───── RECORD SET ─────

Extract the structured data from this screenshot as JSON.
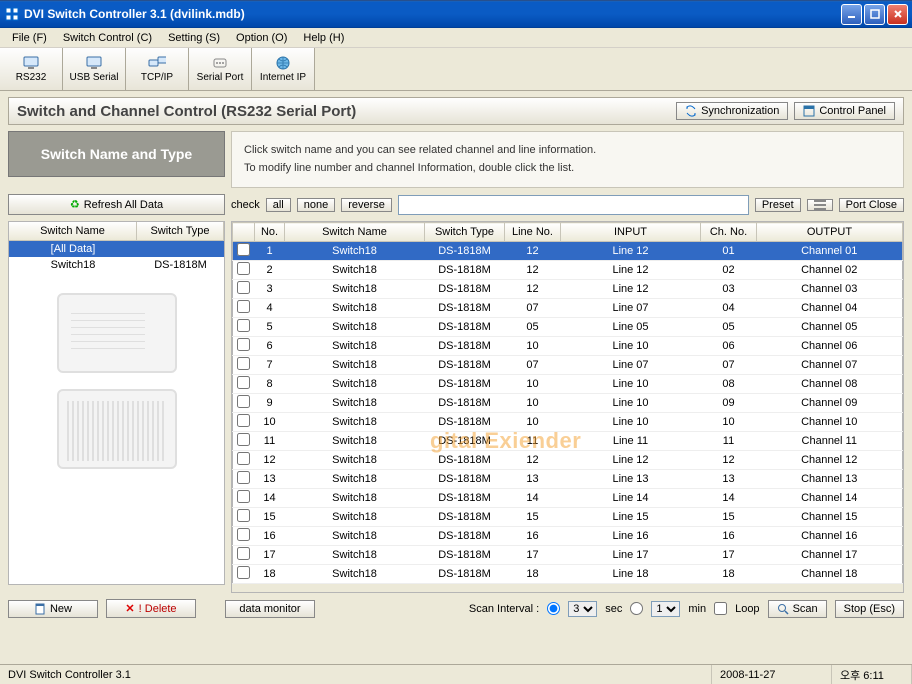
{
  "window": {
    "title": "DVI Switch Controller 3.1   (dvilink.mdb)"
  },
  "menu": {
    "file": "File (F)",
    "switch_control": "Switch Control (C)",
    "setting": "Setting (S)",
    "option": "Option (O)",
    "help": "Help (H)"
  },
  "toolbar": {
    "rs232": "RS232",
    "usb_serial": "USB Serial",
    "tcpip": "TCP/IP",
    "serial_port": "Serial Port",
    "internet_ip": "Internet IP"
  },
  "panel": {
    "title": "Switch and Channel Control (RS232 Serial Port)",
    "sync": "Synchronization",
    "control_panel": "Control Panel",
    "name_type": "Switch Name and Type",
    "instruction_line1": "Click switch name and you can see related channel and line information.",
    "instruction_line2": "To modify line number and channel Information, double click the list.",
    "refresh": "Refresh All Data"
  },
  "check_row": {
    "label": "check",
    "all": "all",
    "none": "none",
    "reverse": "reverse",
    "preset": "Preset",
    "port_close": "Port Close"
  },
  "switch_list": {
    "header_name": "Switch Name",
    "header_type": "Switch Type",
    "rows": [
      {
        "name": "[All Data]",
        "type": "",
        "selected": true
      },
      {
        "name": "Switch18",
        "type": "DS-1818M",
        "selected": false
      }
    ]
  },
  "main_headers": {
    "no": "No.",
    "switch_name": "Switch Name",
    "switch_type": "Switch Type",
    "line_no": "Line No.",
    "input": "INPUT",
    "ch_no": "Ch. No.",
    "output": "OUTPUT"
  },
  "rows": [
    {
      "no": "1",
      "sn": "Switch18",
      "st": "DS-1818M",
      "ln": "12",
      "in": "Line 12",
      "cn": "01",
      "out": "Channel 01",
      "sel": true
    },
    {
      "no": "2",
      "sn": "Switch18",
      "st": "DS-1818M",
      "ln": "12",
      "in": "Line 12",
      "cn": "02",
      "out": "Channel 02"
    },
    {
      "no": "3",
      "sn": "Switch18",
      "st": "DS-1818M",
      "ln": "12",
      "in": "Line 12",
      "cn": "03",
      "out": "Channel 03"
    },
    {
      "no": "4",
      "sn": "Switch18",
      "st": "DS-1818M",
      "ln": "07",
      "in": "Line 07",
      "cn": "04",
      "out": "Channel 04"
    },
    {
      "no": "5",
      "sn": "Switch18",
      "st": "DS-1818M",
      "ln": "05",
      "in": "Line 05",
      "cn": "05",
      "out": "Channel 05"
    },
    {
      "no": "6",
      "sn": "Switch18",
      "st": "DS-1818M",
      "ln": "10",
      "in": "Line 10",
      "cn": "06",
      "out": "Channel 06"
    },
    {
      "no": "7",
      "sn": "Switch18",
      "st": "DS-1818M",
      "ln": "07",
      "in": "Line 07",
      "cn": "07",
      "out": "Channel 07"
    },
    {
      "no": "8",
      "sn": "Switch18",
      "st": "DS-1818M",
      "ln": "10",
      "in": "Line 10",
      "cn": "08",
      "out": "Channel 08"
    },
    {
      "no": "9",
      "sn": "Switch18",
      "st": "DS-1818M",
      "ln": "10",
      "in": "Line 10",
      "cn": "09",
      "out": "Channel 09"
    },
    {
      "no": "10",
      "sn": "Switch18",
      "st": "DS-1818M",
      "ln": "10",
      "in": "Line 10",
      "cn": "10",
      "out": "Channel 10"
    },
    {
      "no": "11",
      "sn": "Switch18",
      "st": "DS-1818M",
      "ln": "11",
      "in": "Line 11",
      "cn": "11",
      "out": "Channel 11"
    },
    {
      "no": "12",
      "sn": "Switch18",
      "st": "DS-1818M",
      "ln": "12",
      "in": "Line 12",
      "cn": "12",
      "out": "Channel 12"
    },
    {
      "no": "13",
      "sn": "Switch18",
      "st": "DS-1818M",
      "ln": "13",
      "in": "Line 13",
      "cn": "13",
      "out": "Channel 13"
    },
    {
      "no": "14",
      "sn": "Switch18",
      "st": "DS-1818M",
      "ln": "14",
      "in": "Line 14",
      "cn": "14",
      "out": "Channel 14"
    },
    {
      "no": "15",
      "sn": "Switch18",
      "st": "DS-1818M",
      "ln": "15",
      "in": "Line 15",
      "cn": "15",
      "out": "Channel 15"
    },
    {
      "no": "16",
      "sn": "Switch18",
      "st": "DS-1818M",
      "ln": "16",
      "in": "Line 16",
      "cn": "16",
      "out": "Channel 16"
    },
    {
      "no": "17",
      "sn": "Switch18",
      "st": "DS-1818M",
      "ln": "17",
      "in": "Line 17",
      "cn": "17",
      "out": "Channel 17"
    },
    {
      "no": "18",
      "sn": "Switch18",
      "st": "DS-1818M",
      "ln": "18",
      "in": "Line 18",
      "cn": "18",
      "out": "Channel 18"
    }
  ],
  "bottom": {
    "new": "New",
    "delete": "! Delete",
    "data_monitor": "data monitor",
    "scan_interval_label": "Scan Interval :",
    "sec_value": "3",
    "sec_label": "sec",
    "min_value": "1",
    "min_label": "min",
    "loop": "Loop",
    "scan": "Scan",
    "stop": "Stop (Esc)"
  },
  "status": {
    "app": "DVI Switch Controller 3.1",
    "date": "2008-11-27",
    "time": "오후 6:11"
  },
  "watermark": "gital Exiender"
}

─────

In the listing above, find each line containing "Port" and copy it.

**RESULT FOR THIS TASK**
    "serial_port": "Serial Port",
    "title": "Switch and Channel Control (RS232 Serial Port)",
    "port_close": "Port Close"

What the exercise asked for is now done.